“I’ve only attended the temple a handful of times in the years since. Thankfully, my husband is also not a gung-ho temple goer. He understands me, and that makes all the difference. I wouldn’t trade marrying him for anything, but sometimes I wish we could have skipped the temple endowment part and just married quietly somewhere. I love the doctrine of eternal families, and the thought of being with my husband after death — but at the same time, I can’t imagine a loving God, like the God we preach about in church, splitting up loving couples and families just because they weren’t married in His temple. That makes no sense to me. I refuse to believe that they won’t know each other after death and will be punished like that.” – Read More Here
I read this article and remembered echoing this same sentiment. In fact, I sought to find some kind of back up in the Bible for having the necessity of a temple and came across this scripture in John 2:18-21:

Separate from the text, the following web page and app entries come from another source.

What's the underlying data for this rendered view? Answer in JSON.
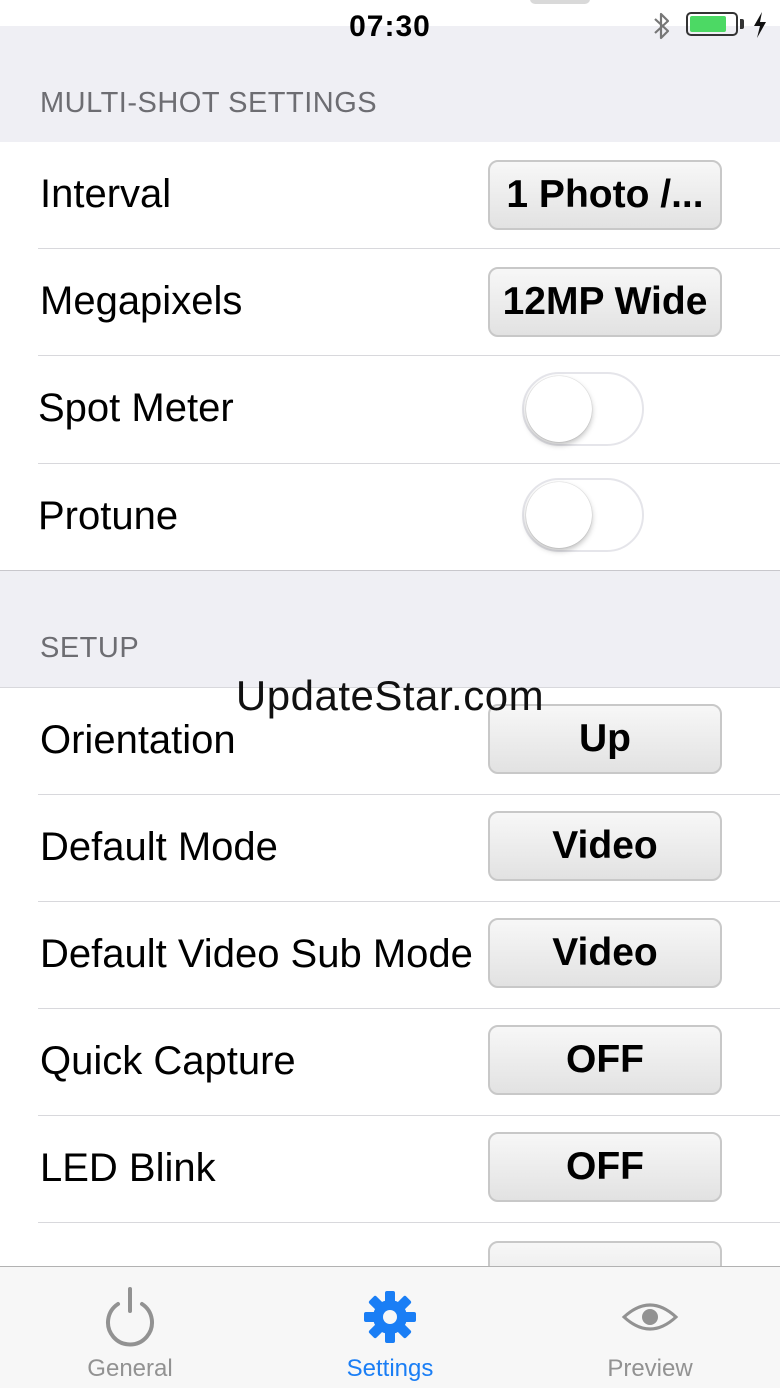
{
  "status_bar": {
    "time": "07:30"
  },
  "sections": [
    {
      "header": "MULTI-SHOT SETTINGS",
      "rows": [
        {
          "label": "Interval",
          "control": "button",
          "value": "1 Photo /..."
        },
        {
          "label": "Megapixels",
          "control": "button",
          "value": "12MP Wide"
        },
        {
          "label": "Spot Meter",
          "control": "toggle",
          "on": false
        },
        {
          "label": "Protune",
          "control": "toggle",
          "on": false
        }
      ]
    },
    {
      "header": "SETUP",
      "rows": [
        {
          "label": "Orientation",
          "control": "button",
          "value": "Up"
        },
        {
          "label": "Default Mode",
          "control": "button",
          "value": "Video"
        },
        {
          "label": "Default Video Sub Mode",
          "control": "button",
          "value": "Video"
        },
        {
          "label": "Quick Capture",
          "control": "button",
          "value": "OFF"
        },
        {
          "label": "LED Blink",
          "control": "button",
          "value": "OFF"
        }
      ]
    }
  ],
  "watermark": "UpdateStar.com",
  "tab_bar": {
    "tabs": [
      {
        "label": "General",
        "icon": "power-icon",
        "active": false
      },
      {
        "label": "Settings",
        "icon": "gear-icon",
        "active": true
      },
      {
        "label": "Preview",
        "icon": "eye-icon",
        "active": false
      }
    ]
  },
  "colors": {
    "accent": "#1a7ef5",
    "toggle_off_border": "#e5e5ea",
    "background": "#efeff4"
  }
}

Then the Jewish leaders asked him, “By what authority are you doing these things? What miraculous sign will you show us?” Jesus answered, “Destroy this temple and in three days I’ll raise it up.” The Jewish leaders replied, “It took forty-six years to build this temple, and you will raise it up in three days?” But the temple Jesus was talking about was his body. (emphasis mine)
In the Old Testament, temples were tents to massive structures. But Jesus was the final temple. He was the final lamb for the sacrifice. New Testament started a new covenant through the risen Jesus. According to here, the Mormons believe that temples help us come to Christ.
Temples are about as necessary as a priest to hear our confessions. Jesus is our confessor and our temple. No man-made structure is needed and no human confessor is needed as Jesus invites us to come to Him personally anywhere. But do you know what kinds of things happen in a temple?
A book came out in 1994 thereabouts called, Secret Ceremonies by Deborah Lake. It revealed the pagan rituals like secret handshakes, passwords, etc. I also know someone who was married in the temple. I asked her if this book was true. All she could do was nod. I found another article on the temple marriage here:
But after Joseph Smith’s death, Brigham Young changed the rules, and it’s still unclear by what authority he did so. Brigham Young admitted to not being a prophet (JD 5:77), and no one in the church during his lifetime referred to him as “the Prophet.” He was the president. (In other words, Joseph Smith was for a public ceremony, but Brigham Young was not)
But if you read the Bible, that could change your mind. Read it in context. Compare it to the Book of Mormon. Beth Moore has many Bible study books that go deep into scripture to guide your journey. Find a pastor at a Christian church to ask your questions. You don’t need to be a Christian to attend a church. Come with your questions!
Friend, God wants you to come home. Leaving the Mormon church doesn’t mean leaving behind family values. You can still have family values. You can still enjoy a close church family. I can’t promise that your blood family won’t present a problem when you try to leave the church. That’s why you need a good support group to help you maintain good family relationships.
I’ll be praying for you to know the truth.
Meanwhile, I need to get ready for church. This blogging thing is so addicting. I hope I will hear from you.